Garter snakes are ovoviviparous. This means that the development of the young completely takes place in the female’s body. At the moment she lays the eggs the young break through the egg membrane. These “eggs” have no eggshell but only a membrane that envelops the young.
After the female is fertilized it takes 8 – 12 weeks till the young are born. At birth they are, on average, between 10 and 25 cm long. A litter consists of between 5 and 25 young, but larger litters also occur. This is species-dependent, but also dependent on age and size of the female. It is known that T. s. sirtalis can give birth to 80 young in one litter. And a female T. radix once gave birth to 92 young in one litter.
It is known that in some Thamnophis species the females can store living sperm in their body. A part of the semen of the spring-copulation can be stored (the sperm cells remain alive in the fallopian tube), and this is then used for one (or two) litters the same year. There are examples of females that fertilized their self even one or two years later with the same semen. There are even cases of delayed fertilization (amphigonia retardata) of three years.
Place groups of 5 to 7 young in different terrariums. Living in small groups stimulates them to start eating. The further care can be the same as that of the adult animals.

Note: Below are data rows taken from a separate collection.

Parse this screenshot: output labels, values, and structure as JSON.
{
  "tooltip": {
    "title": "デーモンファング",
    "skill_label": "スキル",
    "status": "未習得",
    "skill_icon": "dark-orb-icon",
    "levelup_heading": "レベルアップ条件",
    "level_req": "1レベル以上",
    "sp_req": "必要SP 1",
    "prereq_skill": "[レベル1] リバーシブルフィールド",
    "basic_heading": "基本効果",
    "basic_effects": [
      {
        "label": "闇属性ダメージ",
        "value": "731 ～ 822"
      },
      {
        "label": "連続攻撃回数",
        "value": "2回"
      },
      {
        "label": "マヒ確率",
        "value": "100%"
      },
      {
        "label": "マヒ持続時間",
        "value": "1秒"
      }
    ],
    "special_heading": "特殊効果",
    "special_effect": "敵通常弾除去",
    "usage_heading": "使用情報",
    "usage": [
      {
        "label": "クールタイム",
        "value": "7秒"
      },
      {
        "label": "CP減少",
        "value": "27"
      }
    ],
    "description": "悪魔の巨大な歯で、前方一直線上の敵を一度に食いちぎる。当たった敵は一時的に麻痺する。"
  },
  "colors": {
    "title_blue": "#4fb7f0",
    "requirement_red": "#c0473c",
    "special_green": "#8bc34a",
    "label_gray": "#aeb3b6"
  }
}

Only the pieces of food have to be smaller and you have to be very alert on escaping possibilities. You also feed more often.
Like I somewhere said before: young garter snakes are masters at escaping, so make sure your terrarium is very well closed!

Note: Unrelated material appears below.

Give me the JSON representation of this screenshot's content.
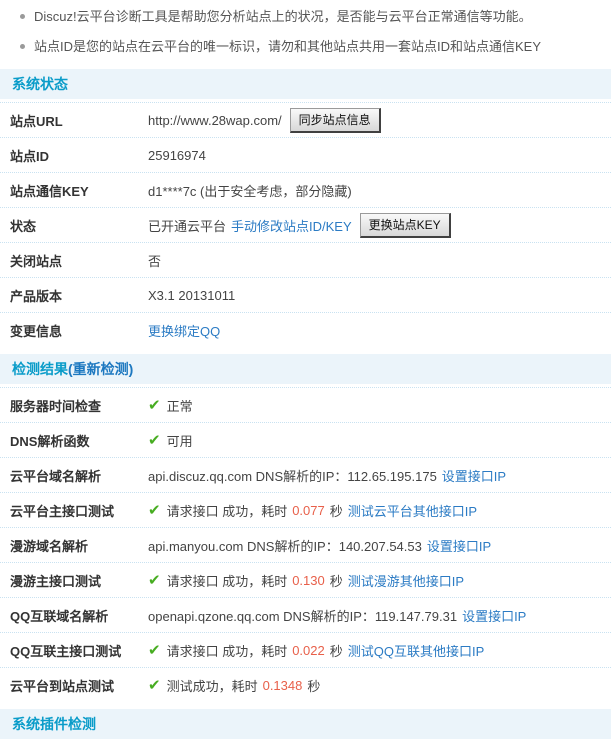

Something what also can not remain undiscussed is the following…
# Nowadays, there are many different species and subspecies of Thamnophis available for the hobby.

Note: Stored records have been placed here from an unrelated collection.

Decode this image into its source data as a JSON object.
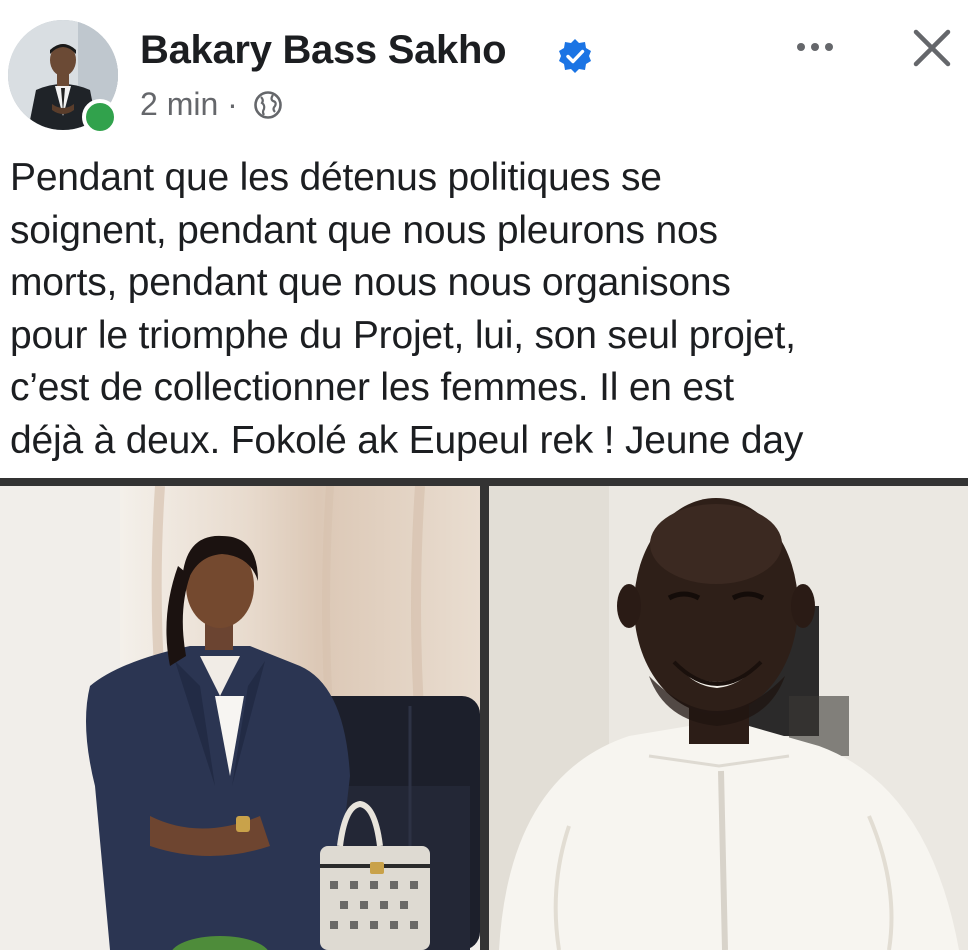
{
  "post": {
    "author": "Bakary Bass Sakho",
    "timestamp": "2 min",
    "separator": "·",
    "privacy_icon": "globe-icon",
    "verified_icon": "verified-badge-icon",
    "more_icon": "more-horizontal-icon",
    "close_icon": "close-icon",
    "text_lines": [
      "Pendant que les détenus politiques se",
      "soignent, pendant que nous pleurons nos",
      "morts, pendant que nous nous organisons",
      "pour le triomphe du Projet, lui, son seul projet,",
      "c’est de collectionner les femmes. Il en est",
      "déjà à deux. Fokolé ak Eupeul rek ! Jeune day"
    ]
  },
  "colors": {
    "verified": "#1b74e4",
    "online": "#31a24c",
    "text": "#1c1e21",
    "secondary_text": "#65676b"
  }
}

Herewith are species of which you can hardly sell the offspring to other garter snakes lovers. Think in advance about it. Otherwise you remain stuck with some young and that takes time, money and space.
It’s not like with egg-laying snakes that you hatch a few eggs and throw away the rest.With garter snakes are just all young born, whether you like it or not and it is difficult to estimate in advance how many there will be!
# If you’re going to breed garter snakes, keep the species and subspecies “pure”. In other words … don’t breed hybrids (a cross-breed between two different species) and/or inter-grades (crossbreed between two subspecies of the same species).
I have , shortly after ending the brumation in 2014, in a moment of inattention, placed an adult male Thamnophis sirtalis sirtalis (melanistic X flame) in a terrarium in which an adult Thamnophis sirtalis infernalis. When I, a few minutes later, saw the infernalis male in the “males-terrarium” I realized I made a mistake. But it was too late!. The T. sirtalis sirtalis male already was copulating with the infernalis female. And of course (!!) it appeared to have been a successful copulation. Three months later 12 beautiful, sturdy and vivacious young were born. Intergrades!!
Because I think these should not be disseminated in the hobby and I have no room (or want to make it) to keep these snakes their whole lives myself there was only one thing I could do.
I kept two of them to see how they develop in the future. The other ten I euthanized… I hated it, but it was the only thing I could do.
The two I kept are doing very well and appear to be ideal terrarium animals. They eat well, are beautiful and lively.
These animals will never be used for breeding purposes or move to other garter snake lovers
Since this happened I pay better attention when I place adult snakes together!
Below you see pictures of two of the intergrades between two different subspecies of Thamnophis sirtalis.